TO: What have the challenges been so far?
A: One sad thing is that the demographic where most of the children come from is not what KidsAccomplish started off trying to serve. We do have a diverse group of people but we find it very hard to penetrate through [to] people from lower income backgrounds. Many of them feel like it’s better to spend the money that we charge on tuition centres for them to do better for school subjects. I think it’s very easy to penetrate [through] to more financially privileged backgrounds, so the response from this group is very high. They’ll keep sending their kids. They’ll bring their friends and ask them to admit their kids into the class.
S: So this actually caused a problem for us, because now there’s a misconception that KidsAccomplish is only for rich kids.
A: There’s this notion in volunteerism where to volunteer means to serve someone who is underprivileged. But contrary to that, what we do is to volunteer to serve a cause, which is to spread the love for learning with this alternative form of education.

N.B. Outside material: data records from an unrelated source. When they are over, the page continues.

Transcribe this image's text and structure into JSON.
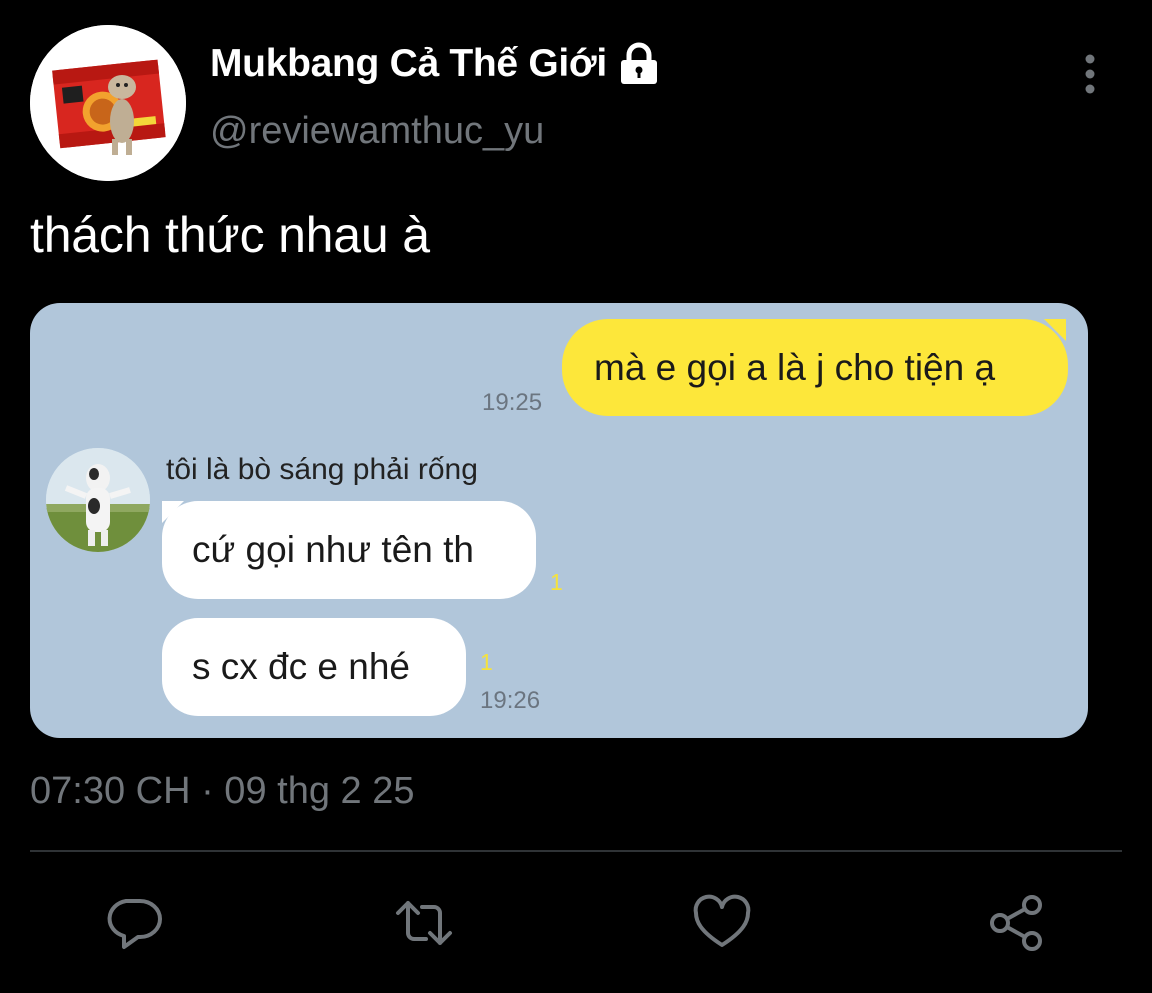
{
  "header": {
    "display_name": "Mukbang Cả Thế Giới",
    "handle": "@reviewamthuc_yu",
    "protected_icon": "lock-icon",
    "menu_icon": "more-vertical-icon"
  },
  "tweet": {
    "text": "thách thức nhau à",
    "timestamp": "07:30 CH · 09 thg 2 25"
  },
  "chat": {
    "messages": [
      {
        "side": "right",
        "text": "mà e gọi a là j cho tiện ạ",
        "time": "19:25"
      },
      {
        "side": "left",
        "text": "cứ gọi như tên th",
        "read": "1"
      },
      {
        "side": "left",
        "text": "s cx đc e nhé",
        "read": "1",
        "time": "19:26"
      }
    ],
    "sender_name": "tôi là bò sáng phải rống"
  },
  "actions": [
    {
      "name": "reply",
      "icon": "reply-icon"
    },
    {
      "name": "retweet",
      "icon": "retweet-icon"
    },
    {
      "name": "like",
      "icon": "heart-icon"
    },
    {
      "name": "share",
      "icon": "share-icon"
    }
  ],
  "colors": {
    "background": "#000000",
    "muted_text": "#71767b",
    "chat_background": "#b1c6da",
    "my_bubble": "#fde73a",
    "their_bubble": "#ffffff",
    "read_counter": "#f5e23d"
  }
}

So we’ve had volunteers leave because they felt like they were not serving people from underprivileged backgrounds.
TO: How’s the feedback been?
A: The kids do really love it. The kids are at the age where they want to “act cool” and not tell anyone that they enjoy what they’re doing. However, we get feedback from parents saying that they look forward to coming to class every Saturday. And even when we did feedback forms, more than 80% of the kids say they look forward to coming to classes all the time. I think that’s how the kids feel. But how we got to this stage where we grew to take in 50 kids [in the present] as opposed to [enrolling] 12 kids at the start was partly due to us being published on the Straits Times once, where we just had this overwhelming response from registration. We were also featured on this Japanese magazine because we have a Japanese kid and his mom wanted to feature us on this magazine. I think she knows someone in the magazine. That was pretty cool, and then we started getting a lot of registrations from Japanese kids.
TO: What do you have in mind for the future?
A: I see more children joining KidsAccomplish in the long term. To become sustainable, we hope that more volunteers will come and join so we can spread the love for learning on a larger scale. Maybe the next [executive committee] can try reaching out to primary schools and just conduct classes in the schools. I believe that after the PSLE [Primary School Leaving Examinations], or right after exams, schools will be on the lookout for enrichment classes. I hope we can go and serve a purpose there, that we can teach kids.
S: Also for this registration, we reached out to a bigger demographic. We are seeing more [diverse racial representation] this semester as compared to the last. So it’s good to know that we’re reaching out to a bigger group.
KidsAccomplish holds their lessons every Saturday of the semester around Cendana College from 1:00-3:30PM. For additional information, rates and sign-ups, visit www.kidsaccomplish.com/.